Lyzette’s review published on Letterboxd:
Having never seen a single anime I genuinely enjoyed (outside of Studio Ghibli), I'd heard some positive things about Perfect Blue and its director, Satoshi Kon. Truly, I was not prepared for just how marvelous of a film this really is, and how impacting it would be on my interest in Japanese animation.
Mima is the lead singer of a Japanese pop group, reminiscent of the many girl-bands that had been internationally popular at the latter part of the 1990’s. To the dismay of her fans, she makes a decision to quit the group in order to pursue her dream of being an actress. Her career takes off, but a traumatic experience causes her to slowly lose grip on her sanity. From this point, throughout the rest of the film, the fine line between reality and fantasy are blurred beyond comprehension. This downward spiral is made all the more difficult by a mega-fan - and stalker - by the name of Me-Mania, who attempt to Mima’s frail condition for his own pleasures.
The amount of emotion and psychological depth presented through its animation is absolutely remarkable. A critic once remarked this as a hypothetical result of Walt Disney’s and Alfred Hitchcock’s collaborative talents; perhaps this description isn’t completely accurate, but the Hitchcockian feel of this work is definitely apparent. At a certain point, the film becomes total chaos; elaborated and convoluted in every way possible. Eventually, the viewers themselves are left perplexed over whether the events are actually part of the movie’s physical story, or simply projections of Mima’s insanity.
However, such incoherence in plot structure is never frustrating or boring. Satoshi Kon succeeds at creating an atmosphere that is both beautiful and enigmatic. Perfect Blue’s setting is in modern-day Japan, a common theme in his films to follow. With such dark city landscapes, embroidered with towering buildings and suspicious streetlights, and blanketed by a billowing darkness, Kon does wonderful things with its animation to convey a realistic depth of field. The visual detail in every aspect of this film, fantasy or reality, carries a dream-like aura, and many scene compositions are produced so brilliantly and really stick to memory.

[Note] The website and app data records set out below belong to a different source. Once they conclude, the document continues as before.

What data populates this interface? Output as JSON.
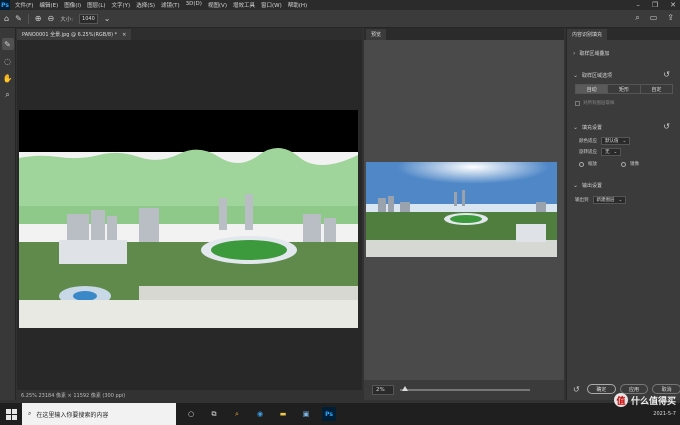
{
  "app": {
    "logo": "Ps"
  },
  "menu": [
    "文件(F)",
    "编辑(E)",
    "图像(I)",
    "图层(L)",
    "文字(Y)",
    "选择(S)",
    "滤镜(T)",
    "3D(D)",
    "视图(V)",
    "增效工具",
    "窗口(W)",
    "帮助(H)"
  ],
  "options": {
    "size_label": "大小:",
    "size_value": "1040"
  },
  "document": {
    "tab_title": "PANO0001 全景.jpg @ 6.25%(RGB/8) *",
    "status": "6.25%   23184 像素 × 11592 像素 (300 ppi)"
  },
  "preview": {
    "tab": "预览",
    "zoom": "2%"
  },
  "props": {
    "tab": "内容识别填充",
    "section_sample_overlay": "取样区域叠加",
    "section_sample_options": "取样区域选项",
    "seg_auto": "自动",
    "seg_rect": "矩形",
    "seg_custom": "自定",
    "sample_all_layers": "对所有图层取样",
    "section_fill": "填充设置",
    "color_adapt_label": "颜色适应",
    "color_adapt_value": "默认值",
    "rotate_adapt_label": "旋转适应",
    "rotate_adapt_value": "无",
    "scale_label": "缩放",
    "mirror_label": "镜像",
    "section_output": "输出设置",
    "output_to_label": "输出到",
    "output_to_value": "新建图层",
    "btn_ok": "确定",
    "btn_apply": "应用",
    "btn_cancel": "取消"
  },
  "taskbar": {
    "search_placeholder": "在这里输入你要搜索的内容",
    "date": "2021-5-7"
  },
  "watermark": {
    "badge": "值",
    "text": "什么值得买"
  }
}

The amount of influence that Darren Aronofsky retrieved from Perfect Blue is certainly obvious. He bought the rights to the film to reuse the famous bathtub scene in Requiem for a Dream, and the film’s plot is analogous to his Black Swan. And it’s no surprise, as a film like Perfect Blue really is that impacting. It has created me into an anime fan, something I would not have been able to say previous to my initial viewing. Any fan of psychological drama or nifty animation should not miss this film, as it truly is a gripping, one-of-a-kind experience to be had.